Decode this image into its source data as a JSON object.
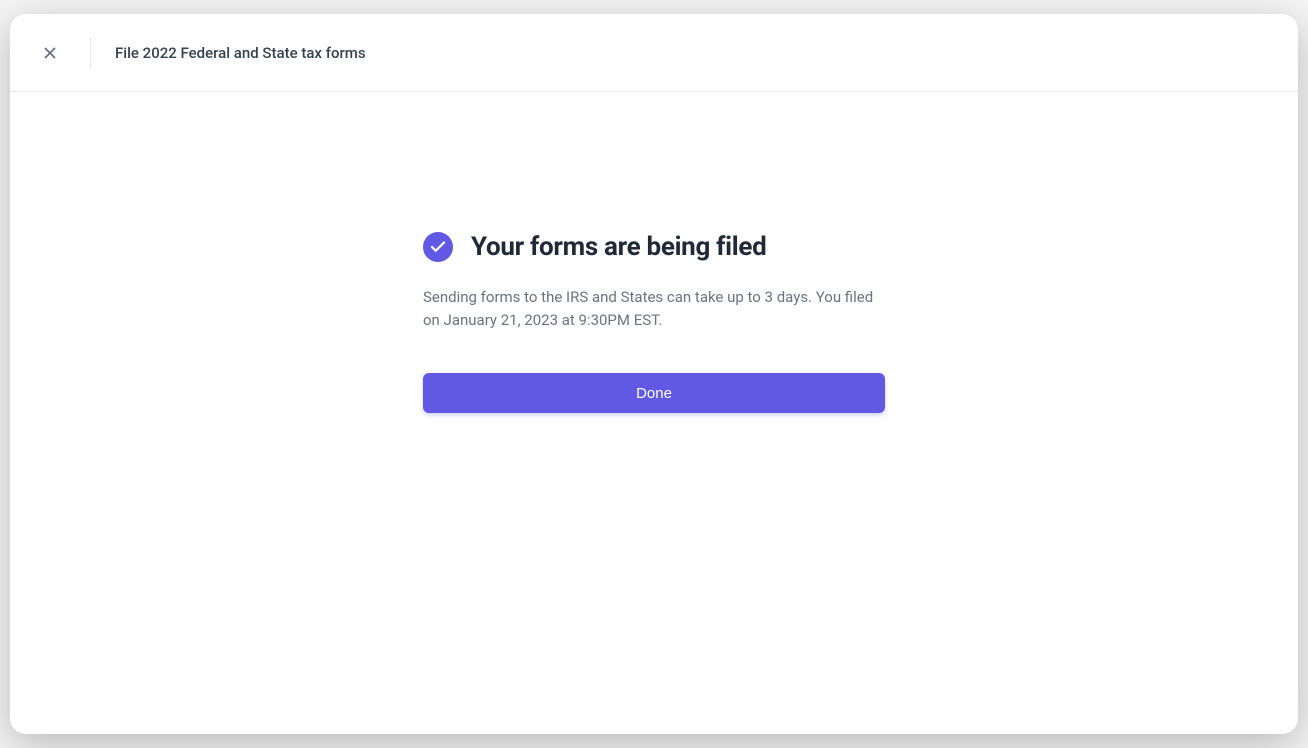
{
  "header": {
    "title": "File 2022 Federal and State tax forms"
  },
  "main": {
    "heading": "Your forms are being filed",
    "description": "Sending forms to the IRS and States can take up to 3 days. You filed on January 21, 2023 at 9:30PM EST.",
    "done_label": "Done"
  }
}
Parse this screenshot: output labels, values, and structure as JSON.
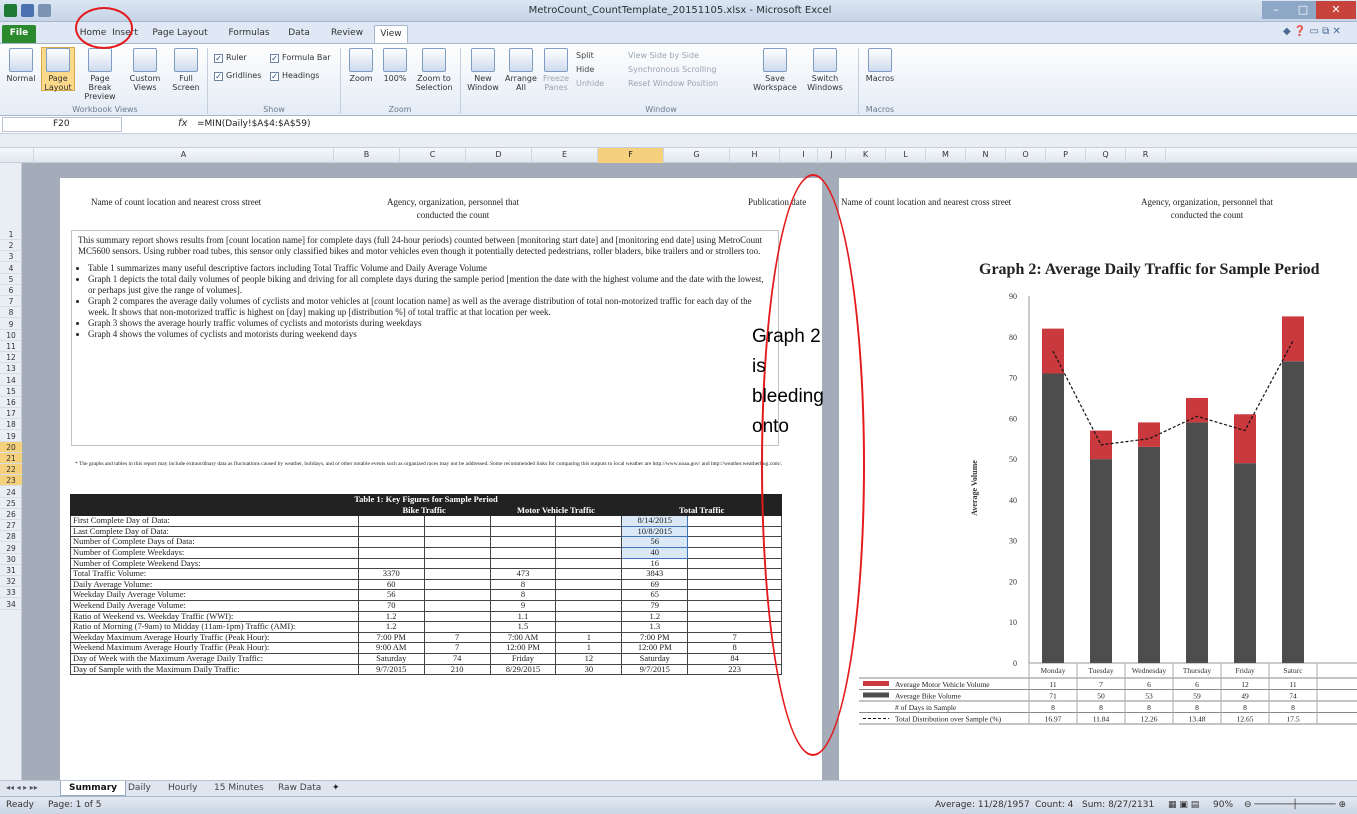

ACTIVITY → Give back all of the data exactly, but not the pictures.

RESPONSE FOR THIS EXERCISE →
Decode this image into its source data as a JSON object.
{
  "header": {
    "title": "File 2022 Federal and State tax forms"
  },
  "main": {
    "heading": "Your forms are being filed",
    "description": "Sending forms to the IRS and States can take up to 3 days. You filed on January 21, 2023 at 9:30PM EST.",
    "done_label": "Done"
  }
}
Parse this screenshot: output labels, values, and structure as JSON.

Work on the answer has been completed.